◆ Data section:
■ ■ ■ ■ ■

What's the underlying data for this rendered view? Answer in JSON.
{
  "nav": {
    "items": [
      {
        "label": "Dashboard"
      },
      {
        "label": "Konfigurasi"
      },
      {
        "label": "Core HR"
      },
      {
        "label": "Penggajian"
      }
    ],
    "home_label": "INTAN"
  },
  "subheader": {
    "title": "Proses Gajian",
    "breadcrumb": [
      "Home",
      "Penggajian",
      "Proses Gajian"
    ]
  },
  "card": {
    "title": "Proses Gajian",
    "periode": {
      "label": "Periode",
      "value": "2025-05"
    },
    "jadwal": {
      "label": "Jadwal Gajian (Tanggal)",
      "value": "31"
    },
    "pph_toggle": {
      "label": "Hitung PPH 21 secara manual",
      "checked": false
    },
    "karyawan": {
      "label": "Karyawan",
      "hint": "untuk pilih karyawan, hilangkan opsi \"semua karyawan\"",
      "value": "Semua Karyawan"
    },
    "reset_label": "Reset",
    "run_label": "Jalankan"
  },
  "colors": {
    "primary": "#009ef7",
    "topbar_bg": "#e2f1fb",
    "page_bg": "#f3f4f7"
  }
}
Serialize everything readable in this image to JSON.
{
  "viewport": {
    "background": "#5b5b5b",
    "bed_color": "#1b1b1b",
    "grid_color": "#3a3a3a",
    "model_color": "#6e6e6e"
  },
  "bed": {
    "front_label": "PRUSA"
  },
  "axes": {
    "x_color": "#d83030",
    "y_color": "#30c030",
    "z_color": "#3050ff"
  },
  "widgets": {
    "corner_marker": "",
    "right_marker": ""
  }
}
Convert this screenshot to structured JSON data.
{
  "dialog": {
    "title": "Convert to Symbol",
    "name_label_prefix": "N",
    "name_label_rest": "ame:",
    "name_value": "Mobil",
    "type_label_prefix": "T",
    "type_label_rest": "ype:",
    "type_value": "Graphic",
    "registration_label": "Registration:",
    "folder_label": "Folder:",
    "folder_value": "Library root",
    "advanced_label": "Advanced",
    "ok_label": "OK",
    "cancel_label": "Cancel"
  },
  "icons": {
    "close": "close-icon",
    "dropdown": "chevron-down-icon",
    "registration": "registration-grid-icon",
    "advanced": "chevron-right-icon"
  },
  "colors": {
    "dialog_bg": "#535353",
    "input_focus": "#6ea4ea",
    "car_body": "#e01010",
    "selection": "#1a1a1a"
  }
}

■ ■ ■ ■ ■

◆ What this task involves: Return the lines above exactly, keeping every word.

◆ Reply:
What's the underlying data for this rendered view? Answer in JSON.
{
  "nav": {
    "items": [
      {
        "label": "Dashboard"
      },
      {
        "label": "Konfigurasi"
      },
      {
        "label": "Core HR"
      },
      {
        "label": "Penggajian"
      }
    ],
    "home_label": "INTAN"
  },
  "subheader": {
    "title": "Proses Gajian",
    "breadcrumb": [
      "Home",
      "Penggajian",
      "Proses Gajian"
    ]
  },
  "card": {
    "title": "Proses Gajian",
    "periode": {
      "label": "Periode",
      "value": "2025-05"
    },
    "jadwal": {
      "label": "Jadwal Gajian (Tanggal)",
      "value": "31"
    },
    "pph_toggle": {
      "label": "Hitung PPH 21 secara manual",
      "checked": false
    },
    "karyawan": {
      "label": "Karyawan",
      "hint": "untuk pilih karyawan, hilangkan opsi \"semua karyawan\"",
      "value": "Semua Karyawan"
    },
    "reset_label": "Reset",
    "run_label": "Jalankan"
  },
  "colors": {
    "primary": "#009ef7",
    "topbar_bg": "#e2f1fb",
    "page_bg": "#f3f4f7"
  }
}
Serialize everything readable in this image to JSON.
{
  "viewport": {
    "background": "#5b5b5b",
    "bed_color": "#1b1b1b",
    "grid_color": "#3a3a3a",
    "model_color": "#6e6e6e"
  },
  "bed": {
    "front_label": "PRUSA"
  },
  "axes": {
    "x_color": "#d83030",
    "y_color": "#30c030",
    "z_color": "#3050ff"
  },
  "widgets": {
    "corner_marker": "",
    "right_marker": ""
  }
}
Convert this screenshot to structured JSON data.
{
  "dialog": {
    "title": "Convert to Symbol",
    "name_label_prefix": "N",
    "name_label_rest": "ame:",
    "name_value": "Mobil",
    "type_label_prefix": "T",
    "type_label_rest": "ype:",
    "type_value": "Graphic",
    "registration_label": "Registration:",
    "folder_label": "Folder:",
    "folder_value": "Library root",
    "advanced_label": "Advanced",
    "ok_label": "OK",
    "cancel_label": "Cancel"
  },
  "icons": {
    "close": "close-icon",
    "dropdown": "chevron-down-icon",
    "registration": "registration-grid-icon",
    "advanced": "chevron-right-icon"
  },
  "colors": {
    "dialog_bg": "#535353",
    "input_focus": "#6ea4ea",
    "car_body": "#e01010",
    "selection": "#1a1a1a"
  }
}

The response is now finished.